◆ **Task**:
A single number is expected: the count of lines in the entries below that contain "WriteLine".

◆ **Provided information**:

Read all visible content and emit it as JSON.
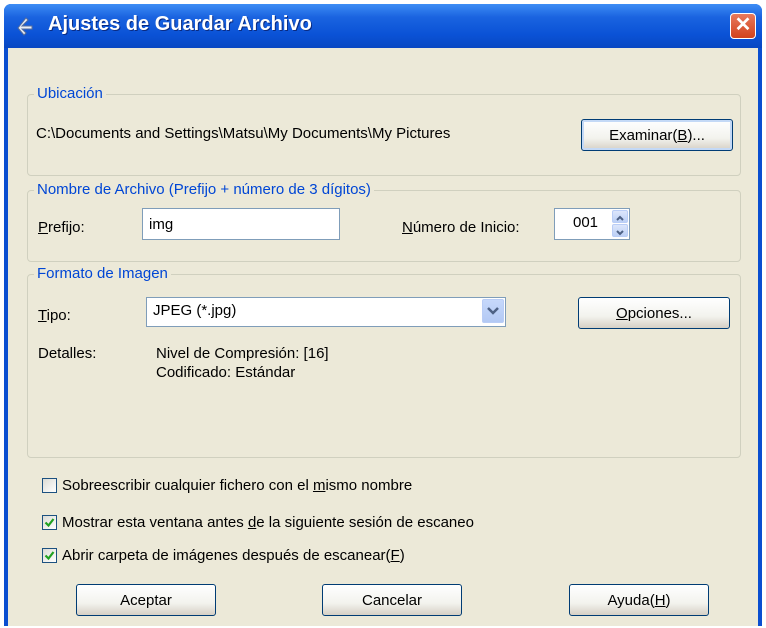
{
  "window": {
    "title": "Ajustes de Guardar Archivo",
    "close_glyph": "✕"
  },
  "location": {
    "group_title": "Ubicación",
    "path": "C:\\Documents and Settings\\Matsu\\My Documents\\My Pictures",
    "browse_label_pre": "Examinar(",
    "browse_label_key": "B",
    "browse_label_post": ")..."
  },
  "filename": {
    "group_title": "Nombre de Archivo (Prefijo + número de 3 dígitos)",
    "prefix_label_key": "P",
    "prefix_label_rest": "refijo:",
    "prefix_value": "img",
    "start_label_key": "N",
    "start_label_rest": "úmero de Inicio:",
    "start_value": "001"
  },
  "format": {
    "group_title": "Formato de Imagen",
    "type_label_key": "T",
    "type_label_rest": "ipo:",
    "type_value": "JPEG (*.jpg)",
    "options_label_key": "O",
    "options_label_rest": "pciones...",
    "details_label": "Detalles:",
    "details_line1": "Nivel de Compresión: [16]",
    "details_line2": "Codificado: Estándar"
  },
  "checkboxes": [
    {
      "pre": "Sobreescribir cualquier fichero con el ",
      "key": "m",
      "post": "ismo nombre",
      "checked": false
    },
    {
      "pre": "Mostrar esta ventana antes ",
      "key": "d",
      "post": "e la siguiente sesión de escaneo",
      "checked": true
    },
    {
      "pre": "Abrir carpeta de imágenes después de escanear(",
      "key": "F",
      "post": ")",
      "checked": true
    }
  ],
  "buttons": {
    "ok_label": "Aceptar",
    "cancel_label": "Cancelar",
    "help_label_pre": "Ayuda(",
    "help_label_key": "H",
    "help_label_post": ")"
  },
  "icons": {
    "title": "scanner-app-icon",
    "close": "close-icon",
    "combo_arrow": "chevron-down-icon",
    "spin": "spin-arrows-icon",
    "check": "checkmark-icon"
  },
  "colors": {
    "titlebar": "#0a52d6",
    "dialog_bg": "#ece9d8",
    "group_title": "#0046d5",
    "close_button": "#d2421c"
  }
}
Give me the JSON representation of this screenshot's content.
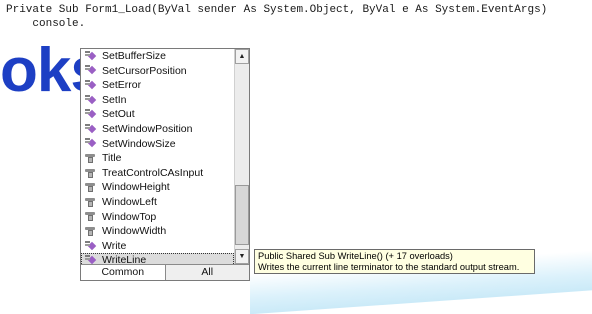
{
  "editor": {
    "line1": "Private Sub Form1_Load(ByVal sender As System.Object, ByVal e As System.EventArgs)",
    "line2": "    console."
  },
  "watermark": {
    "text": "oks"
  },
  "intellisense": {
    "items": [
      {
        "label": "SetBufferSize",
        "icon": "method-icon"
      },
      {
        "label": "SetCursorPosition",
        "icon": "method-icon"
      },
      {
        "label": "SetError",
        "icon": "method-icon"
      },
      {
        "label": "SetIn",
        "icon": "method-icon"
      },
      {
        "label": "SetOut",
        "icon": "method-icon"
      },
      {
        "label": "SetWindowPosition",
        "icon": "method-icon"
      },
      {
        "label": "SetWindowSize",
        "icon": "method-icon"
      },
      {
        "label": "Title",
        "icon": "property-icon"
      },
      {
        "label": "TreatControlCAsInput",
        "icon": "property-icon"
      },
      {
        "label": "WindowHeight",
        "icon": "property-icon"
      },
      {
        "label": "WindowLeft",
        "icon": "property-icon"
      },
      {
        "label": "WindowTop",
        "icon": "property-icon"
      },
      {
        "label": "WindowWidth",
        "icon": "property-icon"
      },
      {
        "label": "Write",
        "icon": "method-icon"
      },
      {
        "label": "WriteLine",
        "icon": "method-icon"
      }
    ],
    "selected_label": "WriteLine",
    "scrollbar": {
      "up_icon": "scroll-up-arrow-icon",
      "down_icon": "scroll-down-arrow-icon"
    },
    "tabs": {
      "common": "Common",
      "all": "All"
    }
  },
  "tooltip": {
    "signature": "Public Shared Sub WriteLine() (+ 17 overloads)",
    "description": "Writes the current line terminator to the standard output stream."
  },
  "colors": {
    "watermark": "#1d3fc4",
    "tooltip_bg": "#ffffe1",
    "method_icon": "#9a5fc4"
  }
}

◆ **Finished exercise**:
3